My concern, however, is the mermaids’ effect on our village. Twice a week, or Wednesdays and Saturdays, they come and sit on the beach with trinkets to sell. And I know where they get those trinkets. One of them had an ivory pipe that I recognized. It belonged to my grandfather, who was drowned at sea on my first day at junior school.

Yours sincerely, Mabel Catchpole (Mrs), Dunwich

Dr Clattercut replies: An interesting case, Mrs Catchpole, and thank you for bringing it to our attention. I don’t know if I would consider what the mermaids are doing to be looting. Any knickknacks they find on the sea bed were, after all, irretrievably lost to us on dry land. One could argue they are performing a valuable service akin to marine salvage. Admittedly, however, there is a suggestion here of grave-robbing. What do you say, Bromfield?

Prof Bromfield: Hmm? Just thinking… Cabyll-ushteys, those sea ponies are called – that’s what they call them in the Isle of Man, anyway. They’re more than pesky. Get in trouble out swimming and they’ll drag you down and eat you up. All of you except the liver, funnily enough.

Dr Clattercut: I believe the Suffolk version is less outrightly murderous, though still a creature to be wary of. I was kicked by one while collecting trilobites at Aldeburgh two months ago and I still have a bruise. But just a moment – how do mermaids..?

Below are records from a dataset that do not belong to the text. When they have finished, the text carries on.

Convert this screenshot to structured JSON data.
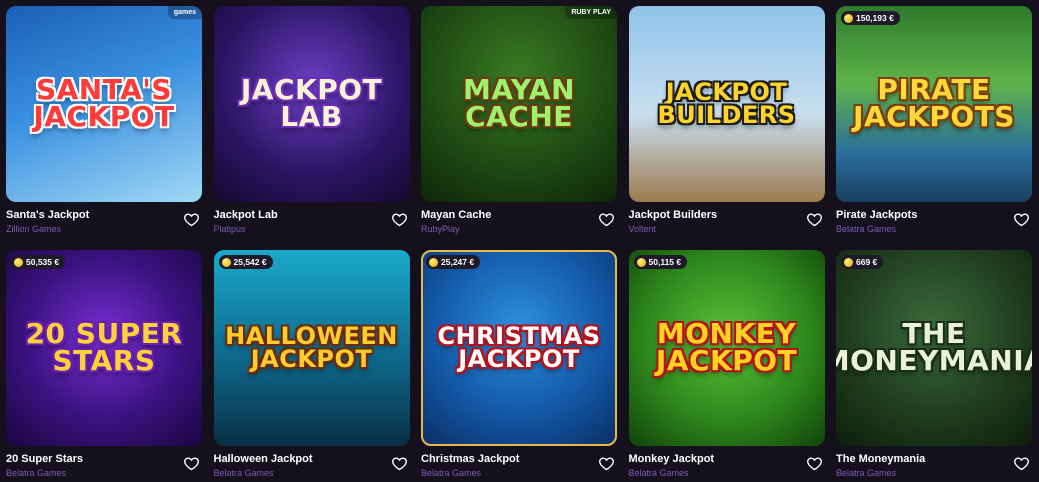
{
  "games": [
    {
      "title": "Santa's Jackpot",
      "provider": "Zillion Games",
      "art": "Santa's Jackpot",
      "jackpot": "",
      "corner": "games",
      "bg": "linear-gradient(160deg,#1b5fb8 0%,#3a8fe0 45%,#9fd8f5 100%)",
      "fg": "#ff3a3a",
      "stroke": "#ffffff"
    },
    {
      "title": "Jackpot Lab",
      "provider": "Platipus",
      "art": "Jackpot Lab",
      "jackpot": "",
      "corner": "",
      "bg": "radial-gradient(circle at 50% 40%,#6a3fc4 0%,#2b1563 60%,#120a2e 100%)",
      "fg": "#fff3d6",
      "stroke": "#6a2bb5"
    },
    {
      "title": "Mayan Cache",
      "provider": "RubyPlay",
      "art": "Mayan Cache",
      "jackpot": "",
      "corner": "RUBY PLAY",
      "bg": "radial-gradient(circle at 50% 35%,#3a7a24 0%,#1f4d14 55%,#0d2508 100%)",
      "fg": "#9df36b",
      "stroke": "#6b3b10"
    },
    {
      "title": "Jackpot Builders",
      "provider": "Voltent",
      "art": "Jackpot Builders",
      "jackpot": "",
      "corner": "",
      "bg": "linear-gradient(180deg,#8fc3ea 0%,#c9dff0 55%,#9c7a4d 100%)",
      "fg": "#ffd42a",
      "stroke": "#1c1c1c"
    },
    {
      "title": "Pirate Jackpots",
      "provider": "Belatra Games",
      "art": "Pirate Jackpots",
      "jackpot": "150,193 €",
      "corner": "",
      "bg": "linear-gradient(180deg,#2e7b2c 0%,#5fb34a 40%,#2a6f9e 75%,#1a3e5e 100%)",
      "fg": "#ffd83a",
      "stroke": "#7a3d0a"
    },
    {
      "title": "20 Super Stars",
      "provider": "Belatra Games",
      "art": "20 Super Stars",
      "jackpot": "50,535 €",
      "corner": "",
      "bg": "radial-gradient(circle at 50% 45%,#7a2fd6 0%,#3b1280 55%,#1a0640 100%)",
      "fg": "#ffd23a",
      "stroke": "#6a1fb0"
    },
    {
      "title": "Halloween Jackpot",
      "provider": "Belatra Games",
      "art": "Halloween Jackpot",
      "jackpot": "25,542 €",
      "corner": "",
      "bg": "linear-gradient(180deg,#1aa9c9 0%,#0f6f93 50%,#0a2f45 100%)",
      "fg": "#ffcc2e",
      "stroke": "#6b2a08"
    },
    {
      "title": "Christmas Jackpot",
      "provider": "Belatra Games",
      "art": "Christmas Jackpot",
      "jackpot": "25,247 €",
      "corner": "",
      "bg": "radial-gradient(circle at 50% 40%,#2f8fe0 0%,#135aa8 55%,#0a2d63 100%)",
      "fg": "#ffffff",
      "stroke": "#b5121b"
    },
    {
      "title": "Monkey Jackpot",
      "provider": "Belatra Games",
      "art": "Monkey Jackpot",
      "jackpot": "50,115 €",
      "corner": "",
      "bg": "radial-gradient(circle at 50% 45%,#5ac23a 0%,#2f8a1d 55%,#12420c 100%)",
      "fg": "#ffd21f",
      "stroke": "#b3121b"
    },
    {
      "title": "The Moneymania",
      "provider": "Belatra Games",
      "art": "The Moneymania",
      "jackpot": "669 €",
      "corner": "",
      "bg": "radial-gradient(circle at 50% 40%,#3b6b3a 0%,#213f20 55%,#0d1d0c 100%)",
      "fg": "#e9f1d6",
      "stroke": "#1a2d18"
    }
  ],
  "selected_index": 7
}
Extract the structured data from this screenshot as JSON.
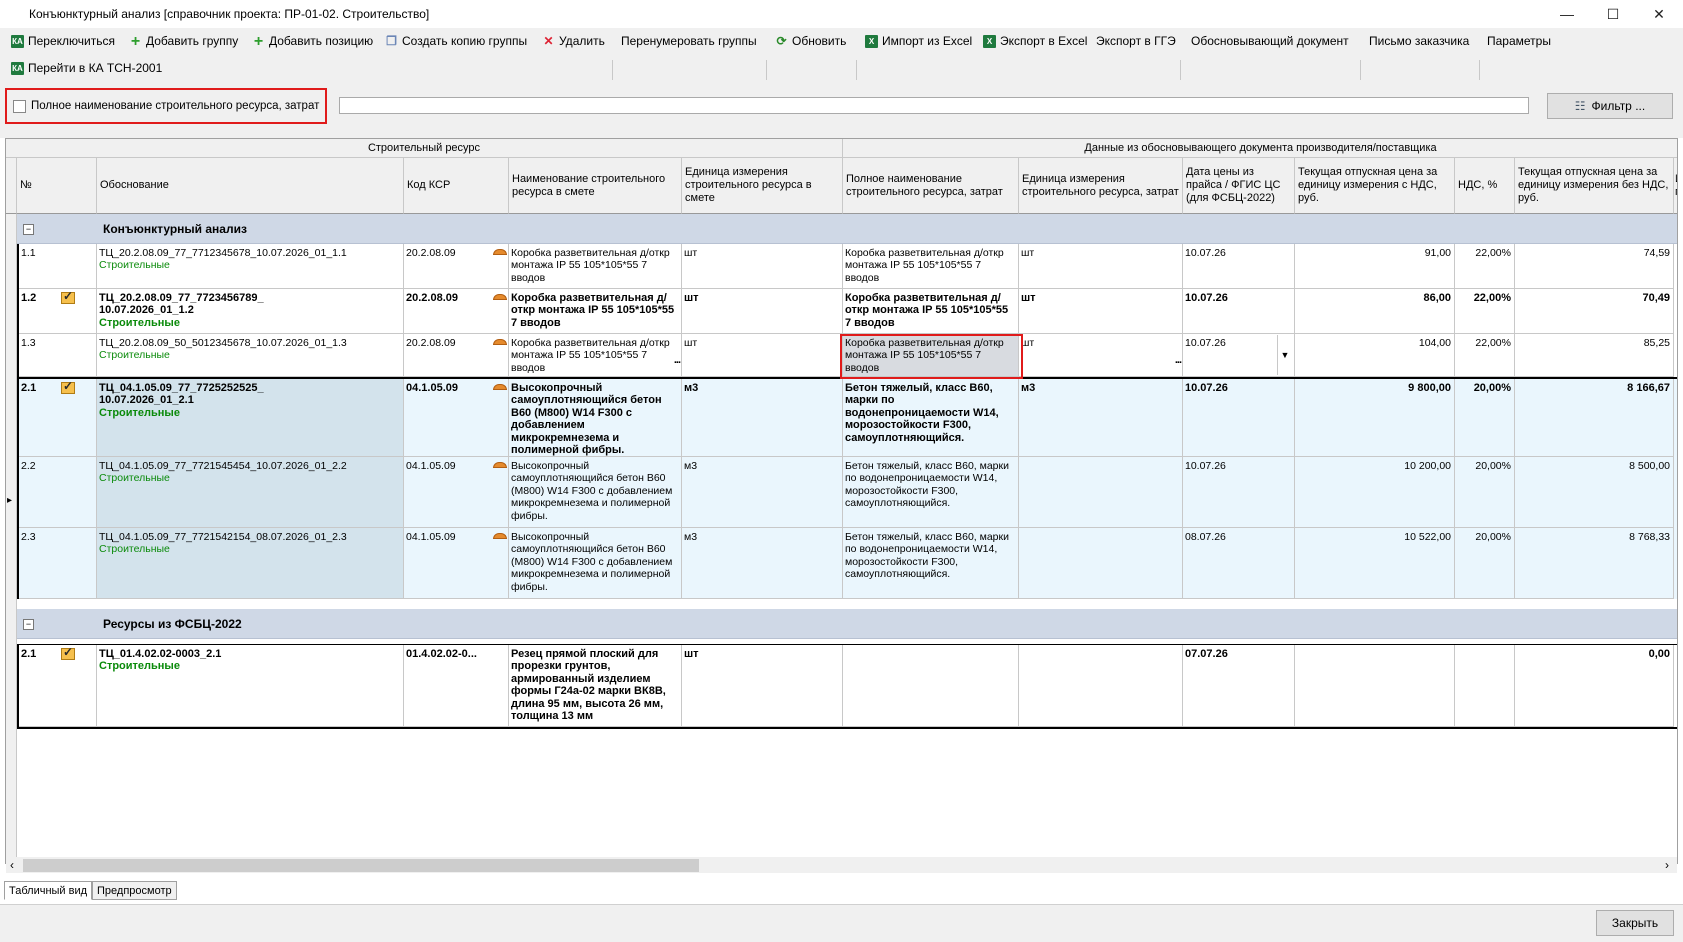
{
  "window": {
    "title": "Конъюнктурный анализ [справочник проекта: ПР-01-02. Строительство]",
    "minimize": "—",
    "maximize": "☐",
    "close": "✕"
  },
  "toolbar": {
    "switch": "Переключиться",
    "add_group": "Добавить группу",
    "add_position": "Добавить позицию",
    "copy_group": "Создать копию группы",
    "delete": "Удалить",
    "renumber": "Перенумеровать группы",
    "refresh": "Обновить",
    "import_excel": "Импорт из Excel",
    "export_excel": "Экспорт в Excel",
    "export_gge": "Экспорт в ГГЭ",
    "justifying_doc": "Обосновывающий документ",
    "customer_letter": "Письмо заказчика",
    "parameters": "Параметры",
    "goto_ka": "Перейти в КА ТСН-2001"
  },
  "filter": {
    "checkbox_label": "Полное наименование строительного ресурса, затрат",
    "input_value": "",
    "button_label": "Фильтр ..."
  },
  "grid": {
    "bands": {
      "resource": "Строительный ресурс",
      "supplier": "Данные из обосновывающего документа производителя/поставщика"
    },
    "columns": {
      "num": "№",
      "basis": "Обоснование",
      "ksr": "Код КСР",
      "name": "Наименование строительного ресурса в смете",
      "unit": "Единица измерения строительного ресурса в смете",
      "full_name": "Полное наименование строительного ресурса, затрат",
      "unit_doc": "Единица измерения строительного ресурса, затрат",
      "date": "Дата цены из прайса / ФГИС ЦС (для ФСБЦ-2022)",
      "price_vat": "Текущая отпускная цена за единицу измерения с НДС, руб.",
      "vat": "НДС, %",
      "price_novat": "Текущая отпускная цена за единицу измерения без НДС, руб.",
      "extra": "И п"
    },
    "groups": [
      {
        "toggle": "−",
        "title": "Конъюнктурный анализ",
        "rows": [
          {
            "num": "1.1",
            "basis": "ТЦ_20.2.08.09_77_7712345678_10.07.2026_01_1.1",
            "category": "Строительные",
            "ksr": "20.2.08.09",
            "name": "Коробка разветвительная д/откр монтажа IP 55 105*105*55 7 вводов",
            "unit": "шт",
            "full_name": "Коробка разветвительная д/откр монтажа IP 55 105*105*55 7 вводов",
            "unit_doc": "шт",
            "date": "10.07.26",
            "price_vat": "91,00",
            "vat": "22,00%",
            "price_novat": "74,59"
          },
          {
            "num": "1.2",
            "basis": "ТЦ_20.2.08.09_77_7723456789_10.07.2026_01_1.2",
            "category": "Строительные",
            "ksr": "20.2.08.09",
            "name": "Коробка разветвительная д/откр монтажа IP 55 105*105*55 7 вводов",
            "unit": "шт",
            "full_name": "Коробка разветвительная д/откр монтажа IP 55 105*105*55 7 вводов",
            "unit_doc": "шт",
            "date": "10.07.26",
            "price_vat": "86,00",
            "vat": "22,00%",
            "price_novat": "70,49"
          },
          {
            "num": "1.3",
            "basis": "ТЦ_20.2.08.09_50_5012345678_10.07.2026_01_1.3",
            "category": "Строительные",
            "ksr": "20.2.08.09",
            "name": "Коробка разветвительная д/откр монтажа IP 55 105*105*55 7 вводов",
            "unit": "шт",
            "full_name": "Коробка разветвительная д/откр монтажа IP 55 105*105*55 7 вводов",
            "unit_doc": "шт",
            "date": "10.07.26",
            "price_vat": "104,00",
            "vat": "22,00%",
            "price_novat": "85,25"
          },
          {
            "num": "2.1",
            "basis": "ТЦ_04.1.05.09_77_7725252525_10.07.2026_01_2.1",
            "category": "Строительные",
            "ksr": "04.1.05.09",
            "name": "Высокопрочный самоуплотняющийся бетон В60 (М800) W14 F300 с добавлением микрокремнезема и полимерной фибры.",
            "unit": "м3",
            "full_name": " Бетон тяжелый, класс В60, марки по водонепроницаемости W14, морозостойкости F300, самоуплотняющийся.",
            "unit_doc": "м3",
            "date": "10.07.26",
            "price_vat": "9 800,00",
            "vat": "20,00%",
            "price_novat": "8 166,67"
          },
          {
            "num": "2.2",
            "basis": "ТЦ_04.1.05.09_77_7721545454_10.07.2026_01_2.2",
            "category": "Строительные",
            "ksr": "04.1.05.09",
            "name": "Высокопрочный самоуплотняющийся бетон В60 (М800) W14 F300 с добавлением микрокремнезема и полимерной фибры.",
            "unit": "м3",
            "full_name": " Бетон тяжелый, класс В60, марки по водонепроницаемости W14, морозостойкости F300, самоуплотняющийся.",
            "unit_doc": "",
            "date": "10.07.26",
            "price_vat": "10 200,00",
            "vat": "20,00%",
            "price_novat": "8 500,00"
          },
          {
            "num": "2.3",
            "basis": "ТЦ_04.1.05.09_77_7721542154_08.07.2026_01_2.3",
            "category": "Строительные",
            "ksr": "04.1.05.09",
            "name": "Высокопрочный самоуплотняющийся бетон В60 (М800) W14 F300 с добавлением микрокремнезема и полимерной фибры.",
            "unit": "м3",
            "full_name": " Бетон тяжелый, класс В60, марки по водонепроницаемости W14, морозостойкости F300, самоуплотняющийся.",
            "unit_doc": "",
            "date": "08.07.26",
            "price_vat": "10 522,00",
            "vat": "20,00%",
            "price_novat": "8 768,33"
          }
        ]
      },
      {
        "toggle": "−",
        "title": "Ресурсы из ФСБЦ-2022",
        "rows": [
          {
            "num": "2.1",
            "basis": "ТЦ_01.4.02.02-0003_2.1",
            "category": "Строительные",
            "ksr": "01.4.02.02-0...",
            "name": "Резец прямой плоский для прорезки грунтов, армированный изделием формы Г24а-02 марки ВК8В, длина 95 мм, высота 26 мм, толщина 13 мм",
            "unit": "шт",
            "full_name": "",
            "unit_doc": "",
            "date": "07.07.26",
            "price_vat": "",
            "vat": "",
            "price_novat": "0,00"
          }
        ]
      }
    ],
    "ellipsis": "...",
    "dropdown_arrow": "▼"
  },
  "tabs": [
    "Табличный вид",
    "Предпросмотр"
  ],
  "footer": {
    "close_button": "Закрыть"
  },
  "scroll": {
    "left_arrow": "‹",
    "right_arrow": "›"
  }
}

Prof Bromfield: Side saddle, old chap.
You can get the complete Kindle book of Royal Mythological Society correspondence from Amazon US, Amazon Europe or Amazon UK, and if you want to look at a few more letters you could check out the free previews on MyEbook or fReado.

No comments:

Post a Comment